Rivers utilized the Celtics' offday Saturday to jet down to Durham, N.C. to watch Duke's win over St. John's at Cameron Indoor Stadium.

"Oh, it’s always great [to get to Duke games]," Rivers said. "I could go to games there everyday. That place is just a unique place to watch basketball, it really is. It’s a special place, whether your son -- obviously, that makes it better -- but even if he wasn’t [playing], it would be a place that I wouldn’t mind going and sitting -- besides the seats, [they are] tough for my body. Other than that, it’s a terrific venue."

One thing Rivers could do without is the constant face time he gets during Duke's national broadcasts, the cameras often cutting to him whenever his son has a noteworthy moment -- both good and bad. Rivers said he's tries to limit the emotion he shows, knowing it's very likely people are watching -- and overanalyzing -- his reactions.

"I wish they’d stop that, I can tell you that," Rivers said. "I get more comments about that. One day they’re going to see me saying, 'What the [expletive]!?' I hope that never happens. But that’s the explanation for the poker face. Inside, there are things going on, I can tell you that."


Cavaliers reserve center Semih Erden said he was excited to be back in Boston for Sunday's game against his former team and it wasn't hard to see how much the time he spent here at the start of his NBA career meant to the 25-year-old Turkey native.

"I miss Boston, it’s good to be here," Erden said.

Drafted with the final pick in the 2008 draft, Erden joined the Celtics last season and appeared in 37 games, averaging 4.1 points and 2.9 rebounds over 14.4 minutes per game. He made seven spot starts while the O'Neals -- Shaquille and Jermaine -- battled injuries, even while Erden played through shoulder and groin injuries of his own.
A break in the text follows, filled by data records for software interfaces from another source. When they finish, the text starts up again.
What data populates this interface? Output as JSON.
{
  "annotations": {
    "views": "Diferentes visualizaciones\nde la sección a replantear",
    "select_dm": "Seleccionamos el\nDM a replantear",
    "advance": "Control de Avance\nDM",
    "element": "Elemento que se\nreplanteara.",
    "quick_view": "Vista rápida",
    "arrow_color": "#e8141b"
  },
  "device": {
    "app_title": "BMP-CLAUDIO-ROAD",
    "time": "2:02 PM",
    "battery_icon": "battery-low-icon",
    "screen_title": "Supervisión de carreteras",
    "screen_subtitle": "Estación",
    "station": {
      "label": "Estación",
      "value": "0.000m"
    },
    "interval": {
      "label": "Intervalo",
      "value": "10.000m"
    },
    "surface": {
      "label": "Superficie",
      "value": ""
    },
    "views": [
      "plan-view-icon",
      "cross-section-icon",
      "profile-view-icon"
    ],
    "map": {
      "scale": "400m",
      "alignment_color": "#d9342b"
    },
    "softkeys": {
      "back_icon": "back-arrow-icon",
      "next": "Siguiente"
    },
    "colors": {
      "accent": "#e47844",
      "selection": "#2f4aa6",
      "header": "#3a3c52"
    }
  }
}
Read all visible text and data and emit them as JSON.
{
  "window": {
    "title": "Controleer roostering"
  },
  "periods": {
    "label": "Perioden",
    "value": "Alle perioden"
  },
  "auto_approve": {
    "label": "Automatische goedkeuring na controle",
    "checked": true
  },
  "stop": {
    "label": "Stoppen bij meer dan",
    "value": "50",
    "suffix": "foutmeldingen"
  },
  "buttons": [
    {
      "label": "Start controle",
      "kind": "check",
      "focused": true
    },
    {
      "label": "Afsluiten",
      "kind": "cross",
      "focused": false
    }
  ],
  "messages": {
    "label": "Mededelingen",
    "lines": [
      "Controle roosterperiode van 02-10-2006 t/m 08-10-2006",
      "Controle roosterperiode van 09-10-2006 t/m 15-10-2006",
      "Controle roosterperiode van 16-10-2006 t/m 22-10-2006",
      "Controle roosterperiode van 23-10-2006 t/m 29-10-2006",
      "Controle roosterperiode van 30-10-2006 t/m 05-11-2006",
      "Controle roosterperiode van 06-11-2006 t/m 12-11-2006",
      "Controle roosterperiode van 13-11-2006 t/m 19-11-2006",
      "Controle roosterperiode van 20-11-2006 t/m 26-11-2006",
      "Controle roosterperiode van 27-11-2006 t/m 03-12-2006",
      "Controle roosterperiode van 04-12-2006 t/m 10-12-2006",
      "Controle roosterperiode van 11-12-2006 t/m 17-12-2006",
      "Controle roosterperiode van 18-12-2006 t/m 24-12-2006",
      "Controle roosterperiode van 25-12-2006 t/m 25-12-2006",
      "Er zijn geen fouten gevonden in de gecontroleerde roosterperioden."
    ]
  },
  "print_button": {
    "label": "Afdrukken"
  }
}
Erden and Luke Harangody were shipped to Cleveland at the trade deadline in exchange for a 2013 second-round draft pick, freeing roster space for the Celtics to add Troy Murphy and Carlos Arroyo (moves that did little to improve the team). Erden played in only four games with Cleveland before being shut down for the season because of his injuries.

Erden hasn't been able to carve out a consistent role with the Cavaliers this season, averaging 3.4 points and 2.1 rebounds over 11.9 minutes in eight appearances. He didn't get off the bench for Sunday's game, but that didn't ruin his trip. He invaded Boston's locker room almost immediately after the Cleveland bus arrived at the arena on Sunday.

"I was in the locker room, [Kevin Garnett] he’s amazing, and Paul Pierce, Ray Allen, Jermaine, everybody has good [words for] me ... welcome back, that stuff. They asked me how I’m doing, what’s going on in my life, how’s my shoulder. KG asked me about my family. He’s good."


* Celtics center Jermaine O'Neal said Friday he was hoping to be back on the court for Sunday's game. It didn't happen. Quite literally a game-time decision, O'Neal, battling a bone bruise on his left knee, told Rivers just before tip-off that he couldn't go. Rivers wasn't likely to play him anyhow.

"I always leave it up to [team trainer] Eddie [Lacerte] and [the player]. And both came to me. Eddie came to me before the game and said, ‘Even if he says he can play, I’m saying he shouldn't play.’ Fortunately, we didn’t have to get into that because [O'Neal] said he couldn’t play."

All indications are that O'Neal will try again Tuesday night to see if he can get back on the floor. Point guard Rajon Rondo could be back then as well. More injury info can be found in our pregame update.

* Avery Bradley turned his right ankle and missed part of the second half while having it retaped in the locker room. Bradley said after the game that he's fine.

“My ankle is good," he said. "I’m going to get treatment on it right now. I’ll be fine. I’ll be ready for Tuesday. I just came down on it wrong. But I’ll be all right."

* Byron Scott said he didn't plan to offer up any of his war stories from those Celtics-Lakers battles he was a part of in the '80s. "I think sharing with [his players] doesn’t really do any justice most of the time until you experience it," Scott said. "So my war stories from playing here, I kind of keep to myself. [Assistant] Paul Pressey and the coaching staff, they know about it, but a lot of the young guys, they don’t care about that stuff anyway."